By Erin Halvey
This year, you may have noticed a small group of athletes in the Olympic Opening Ceremony walking behind the Olympic flag. They were three of four athletes given special permission to compete as independent Olympic athletes or IOAs. Three come from the Netherlands Antilles which were partially absorbed by the Netherlands, and one is from South Sudan. Neither country has a National Olympic Committee so they cannot represent their home countries. The IOC is allowing them to complete as independents.
It has only been a relatively recent phenomenon of IOAs competing. Either, it's a way to get around sanctions (in Yugoslavia's case in 1992) or a way to allow athletes who have been training to work around the political turmoil of changing governments or newly found independence.

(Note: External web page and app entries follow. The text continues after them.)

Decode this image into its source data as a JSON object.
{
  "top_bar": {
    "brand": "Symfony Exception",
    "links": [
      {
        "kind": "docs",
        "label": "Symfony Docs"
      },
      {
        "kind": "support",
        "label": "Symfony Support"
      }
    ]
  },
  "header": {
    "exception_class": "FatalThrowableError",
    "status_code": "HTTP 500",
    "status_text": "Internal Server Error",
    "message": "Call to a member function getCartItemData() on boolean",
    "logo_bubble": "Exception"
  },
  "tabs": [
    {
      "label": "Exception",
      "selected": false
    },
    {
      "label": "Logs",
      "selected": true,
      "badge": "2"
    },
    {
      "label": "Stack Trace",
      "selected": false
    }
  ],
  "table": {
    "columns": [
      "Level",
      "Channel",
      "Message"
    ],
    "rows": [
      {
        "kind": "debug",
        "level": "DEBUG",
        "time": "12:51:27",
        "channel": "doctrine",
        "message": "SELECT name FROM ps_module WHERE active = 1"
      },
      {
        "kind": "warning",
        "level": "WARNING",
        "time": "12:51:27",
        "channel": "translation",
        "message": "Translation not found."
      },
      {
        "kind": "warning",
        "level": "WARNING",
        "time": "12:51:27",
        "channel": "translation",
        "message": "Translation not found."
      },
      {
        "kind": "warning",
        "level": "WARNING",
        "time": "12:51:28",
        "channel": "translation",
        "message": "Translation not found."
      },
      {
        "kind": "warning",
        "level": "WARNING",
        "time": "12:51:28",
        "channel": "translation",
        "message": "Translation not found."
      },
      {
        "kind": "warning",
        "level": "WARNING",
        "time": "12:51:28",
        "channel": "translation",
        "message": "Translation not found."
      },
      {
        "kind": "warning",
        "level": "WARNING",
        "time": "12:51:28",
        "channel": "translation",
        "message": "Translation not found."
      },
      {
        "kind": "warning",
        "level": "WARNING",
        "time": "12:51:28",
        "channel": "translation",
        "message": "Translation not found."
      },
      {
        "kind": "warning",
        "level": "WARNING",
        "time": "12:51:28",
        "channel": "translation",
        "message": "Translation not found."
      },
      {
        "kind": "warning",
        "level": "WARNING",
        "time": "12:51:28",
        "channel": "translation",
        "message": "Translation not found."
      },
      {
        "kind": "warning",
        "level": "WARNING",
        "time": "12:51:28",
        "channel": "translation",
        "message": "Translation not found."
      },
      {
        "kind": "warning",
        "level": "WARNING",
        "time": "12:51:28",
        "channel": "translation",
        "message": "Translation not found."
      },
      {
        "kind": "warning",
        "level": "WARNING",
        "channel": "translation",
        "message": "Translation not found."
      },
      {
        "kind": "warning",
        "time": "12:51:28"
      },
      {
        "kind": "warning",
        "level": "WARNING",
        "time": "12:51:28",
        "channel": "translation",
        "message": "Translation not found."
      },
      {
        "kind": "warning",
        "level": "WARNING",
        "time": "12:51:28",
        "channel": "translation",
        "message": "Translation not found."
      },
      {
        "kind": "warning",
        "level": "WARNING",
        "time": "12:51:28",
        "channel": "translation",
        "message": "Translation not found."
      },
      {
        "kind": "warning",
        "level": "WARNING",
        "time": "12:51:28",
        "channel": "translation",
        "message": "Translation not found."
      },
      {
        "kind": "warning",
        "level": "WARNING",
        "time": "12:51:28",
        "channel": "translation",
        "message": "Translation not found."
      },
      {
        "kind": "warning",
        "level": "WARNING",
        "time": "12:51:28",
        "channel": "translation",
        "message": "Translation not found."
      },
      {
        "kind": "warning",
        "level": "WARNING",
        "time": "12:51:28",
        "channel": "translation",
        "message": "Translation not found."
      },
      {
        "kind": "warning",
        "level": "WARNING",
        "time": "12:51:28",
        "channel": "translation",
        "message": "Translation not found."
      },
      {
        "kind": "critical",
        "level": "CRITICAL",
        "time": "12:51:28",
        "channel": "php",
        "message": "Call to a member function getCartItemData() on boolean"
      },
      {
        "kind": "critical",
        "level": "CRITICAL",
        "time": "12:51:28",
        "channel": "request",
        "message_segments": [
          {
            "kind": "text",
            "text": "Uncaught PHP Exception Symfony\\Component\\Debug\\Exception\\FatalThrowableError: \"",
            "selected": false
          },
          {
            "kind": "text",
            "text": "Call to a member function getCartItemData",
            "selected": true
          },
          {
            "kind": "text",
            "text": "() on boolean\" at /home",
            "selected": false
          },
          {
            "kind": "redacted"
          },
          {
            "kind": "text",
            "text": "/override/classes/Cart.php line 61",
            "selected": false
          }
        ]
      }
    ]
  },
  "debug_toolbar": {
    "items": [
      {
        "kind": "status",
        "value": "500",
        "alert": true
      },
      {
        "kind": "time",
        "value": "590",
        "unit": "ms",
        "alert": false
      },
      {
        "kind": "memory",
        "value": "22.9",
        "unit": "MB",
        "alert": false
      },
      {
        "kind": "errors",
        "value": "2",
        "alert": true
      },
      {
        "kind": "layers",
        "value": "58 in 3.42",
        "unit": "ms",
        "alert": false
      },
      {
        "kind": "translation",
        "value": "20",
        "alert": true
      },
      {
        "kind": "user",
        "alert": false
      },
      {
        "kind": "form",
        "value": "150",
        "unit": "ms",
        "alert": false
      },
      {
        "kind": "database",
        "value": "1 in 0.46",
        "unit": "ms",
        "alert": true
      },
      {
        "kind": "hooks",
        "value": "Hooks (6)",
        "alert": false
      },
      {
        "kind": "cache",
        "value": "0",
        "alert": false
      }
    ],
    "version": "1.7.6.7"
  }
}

Part of the requirements placed on these athletes is that they must compete under the Olympic flag and wear neutral, white uniforms. In 2000, the IOAs from East Timor and in 1992, the IOAs from Yugoslavia and Macedonia were both required to procure white uniforms themselves.
By choosing a white uniform, the IOAs are stripped of any hint of national flags or political statements. White is the color of neutrality; it is both the absence of color (in pigment or dye) and the combination of all colors (in light). The white uniforms allow the IOAs to represent no country and yet all countries at the same time.
Nike has created the uniforms for this Olympics' IOAs. They took pieces of their current collections and customized them with the Olympic logo, the designation of IOA, and made shoes that incorporate the five colors of the Olympic logo. You can read about the specifics of the uniforms (such as the exact model in Nike's collection) at Freshness. They even talk about a special scarf made for the Opening and Closing Ceremonies and how it relates back to a Nike program.
Photo credits: Nike via Freshness.
If you liked this article, you might like our other Olympics-related posts.
Erin Halvey is a collections management intern at MTS, is an art nerd, and she also has a website devoted to the art and food she encounters at home or on her travels called A Sense of Place.